*Source records:*
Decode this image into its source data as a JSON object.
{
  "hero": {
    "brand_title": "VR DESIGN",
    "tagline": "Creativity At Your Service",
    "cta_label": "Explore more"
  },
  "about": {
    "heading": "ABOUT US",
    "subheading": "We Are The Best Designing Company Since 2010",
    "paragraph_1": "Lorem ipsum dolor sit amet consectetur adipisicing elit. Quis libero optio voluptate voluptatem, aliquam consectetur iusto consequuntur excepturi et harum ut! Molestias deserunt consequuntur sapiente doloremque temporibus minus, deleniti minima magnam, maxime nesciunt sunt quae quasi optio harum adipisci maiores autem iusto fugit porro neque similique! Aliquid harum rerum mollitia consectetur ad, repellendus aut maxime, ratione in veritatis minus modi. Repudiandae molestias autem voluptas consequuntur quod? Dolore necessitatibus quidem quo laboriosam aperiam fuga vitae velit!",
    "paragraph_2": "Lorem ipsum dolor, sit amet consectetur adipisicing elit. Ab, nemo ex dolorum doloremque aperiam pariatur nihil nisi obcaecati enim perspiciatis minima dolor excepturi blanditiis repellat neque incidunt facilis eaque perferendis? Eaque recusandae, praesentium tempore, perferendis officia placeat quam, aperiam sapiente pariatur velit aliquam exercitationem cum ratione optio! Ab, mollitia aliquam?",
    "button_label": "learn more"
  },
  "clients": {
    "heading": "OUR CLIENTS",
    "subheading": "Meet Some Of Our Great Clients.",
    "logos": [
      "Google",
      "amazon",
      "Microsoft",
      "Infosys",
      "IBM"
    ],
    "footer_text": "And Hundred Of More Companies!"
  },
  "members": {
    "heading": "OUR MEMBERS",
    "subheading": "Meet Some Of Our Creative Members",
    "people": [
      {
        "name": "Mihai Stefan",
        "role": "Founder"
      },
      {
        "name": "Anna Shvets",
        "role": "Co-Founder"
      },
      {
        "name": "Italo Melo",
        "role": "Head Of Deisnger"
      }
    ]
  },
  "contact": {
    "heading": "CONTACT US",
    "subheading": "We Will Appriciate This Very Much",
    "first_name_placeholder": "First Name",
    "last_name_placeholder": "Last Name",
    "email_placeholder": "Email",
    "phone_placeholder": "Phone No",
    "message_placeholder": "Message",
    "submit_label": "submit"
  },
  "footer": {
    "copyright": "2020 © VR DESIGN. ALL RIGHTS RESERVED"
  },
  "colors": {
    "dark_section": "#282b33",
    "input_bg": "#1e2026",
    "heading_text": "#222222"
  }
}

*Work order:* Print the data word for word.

*Result of this task:*
Decode this image into its source data as a JSON object.
{
  "hero": {
    "brand_title": "VR DESIGN",
    "tagline": "Creativity At Your Service",
    "cta_label": "Explore more"
  },
  "about": {
    "heading": "ABOUT US",
    "subheading": "We Are The Best Designing Company Since 2010",
    "paragraph_1": "Lorem ipsum dolor sit amet consectetur adipisicing elit. Quis libero optio voluptate voluptatem, aliquam consectetur iusto consequuntur excepturi et harum ut! Molestias deserunt consequuntur sapiente doloremque temporibus minus, deleniti minima magnam, maxime nesciunt sunt quae quasi optio harum adipisci maiores autem iusto fugit porro neque similique! Aliquid harum rerum mollitia consectetur ad, repellendus aut maxime, ratione in veritatis minus modi. Repudiandae molestias autem voluptas consequuntur quod? Dolore necessitatibus quidem quo laboriosam aperiam fuga vitae velit!",
    "paragraph_2": "Lorem ipsum dolor, sit amet consectetur adipisicing elit. Ab, nemo ex dolorum doloremque aperiam pariatur nihil nisi obcaecati enim perspiciatis minima dolor excepturi blanditiis repellat neque incidunt facilis eaque perferendis? Eaque recusandae, praesentium tempore, perferendis officia placeat quam, aperiam sapiente pariatur velit aliquam exercitationem cum ratione optio! Ab, mollitia aliquam?",
    "button_label": "learn more"
  },
  "clients": {
    "heading": "OUR CLIENTS",
    "subheading": "Meet Some Of Our Great Clients.",
    "logos": [
      "Google",
      "amazon",
      "Microsoft",
      "Infosys",
      "IBM"
    ],
    "footer_text": "And Hundred Of More Companies!"
  },
  "members": {
    "heading": "OUR MEMBERS",
    "subheading": "Meet Some Of Our Creative Members",
    "people": [
      {
        "name": "Mihai Stefan",
        "role": "Founder"
      },
      {
        "name": "Anna Shvets",
        "role": "Co-Founder"
      },
      {
        "name": "Italo Melo",
        "role": "Head Of Deisnger"
      }
    ]
  },
  "contact": {
    "heading": "CONTACT US",
    "subheading": "We Will Appriciate This Very Much",
    "first_name_placeholder": "First Name",
    "last_name_placeholder": "Last Name",
    "email_placeholder": "Email",
    "phone_placeholder": "Phone No",
    "message_placeholder": "Message",
    "submit_label": "submit"
  },
  "footer": {
    "copyright": "2020 © VR DESIGN. ALL RIGHTS RESERVED"
  },
  "colors": {
    "dark_section": "#282b33",
    "input_bg": "#1e2026",
    "heading_text": "#222222"
  }
}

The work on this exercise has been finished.